→ Activity
Print out the records in full, keeping each word unchanged.

→ Given records
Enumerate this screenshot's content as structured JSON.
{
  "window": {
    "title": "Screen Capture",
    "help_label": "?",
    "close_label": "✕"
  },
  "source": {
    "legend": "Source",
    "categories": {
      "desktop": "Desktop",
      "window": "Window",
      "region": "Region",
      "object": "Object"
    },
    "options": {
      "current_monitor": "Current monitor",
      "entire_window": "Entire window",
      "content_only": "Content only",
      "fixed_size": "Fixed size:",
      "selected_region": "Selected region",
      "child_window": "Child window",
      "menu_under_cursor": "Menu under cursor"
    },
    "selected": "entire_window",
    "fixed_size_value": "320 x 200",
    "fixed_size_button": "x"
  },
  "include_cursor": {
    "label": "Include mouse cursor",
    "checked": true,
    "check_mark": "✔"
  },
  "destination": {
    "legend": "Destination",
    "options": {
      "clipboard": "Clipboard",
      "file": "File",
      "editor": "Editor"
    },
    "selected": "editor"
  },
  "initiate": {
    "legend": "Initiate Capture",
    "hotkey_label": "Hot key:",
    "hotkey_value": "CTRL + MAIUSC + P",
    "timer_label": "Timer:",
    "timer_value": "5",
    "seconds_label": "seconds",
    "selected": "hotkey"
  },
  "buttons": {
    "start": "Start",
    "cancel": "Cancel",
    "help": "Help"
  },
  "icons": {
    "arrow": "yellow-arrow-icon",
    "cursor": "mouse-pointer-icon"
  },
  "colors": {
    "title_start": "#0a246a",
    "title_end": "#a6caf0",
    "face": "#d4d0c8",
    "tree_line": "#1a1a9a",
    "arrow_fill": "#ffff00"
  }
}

→ Output for this task
Enumerate this screenshot's content as structured JSON.
{
  "window": {
    "title": "Screen Capture",
    "help_label": "?",
    "close_label": "✕"
  },
  "source": {
    "legend": "Source",
    "categories": {
      "desktop": "Desktop",
      "window": "Window",
      "region": "Region",
      "object": "Object"
    },
    "options": {
      "current_monitor": "Current monitor",
      "entire_window": "Entire window",
      "content_only": "Content only",
      "fixed_size": "Fixed size:",
      "selected_region": "Selected region",
      "child_window": "Child window",
      "menu_under_cursor": "Menu under cursor"
    },
    "selected": "entire_window",
    "fixed_size_value": "320 x 200",
    "fixed_size_button": "x"
  },
  "include_cursor": {
    "label": "Include mouse cursor",
    "checked": true,
    "check_mark": "✔"
  },
  "destination": {
    "legend": "Destination",
    "options": {
      "clipboard": "Clipboard",
      "file": "File",
      "editor": "Editor"
    },
    "selected": "editor"
  },
  "initiate": {
    "legend": "Initiate Capture",
    "hotkey_label": "Hot key:",
    "hotkey_value": "CTRL + MAIUSC + P",
    "timer_label": "Timer:",
    "timer_value": "5",
    "seconds_label": "seconds",
    "selected": "hotkey"
  },
  "buttons": {
    "start": "Start",
    "cancel": "Cancel",
    "help": "Help"
  },
  "icons": {
    "arrow": "yellow-arrow-icon",
    "cursor": "mouse-pointer-icon"
  },
  "colors": {
    "title_start": "#0a246a",
    "title_end": "#a6caf0",
    "face": "#d4d0c8",
    "tree_line": "#1a1a9a",
    "arrow_fill": "#ffff00"
  }
}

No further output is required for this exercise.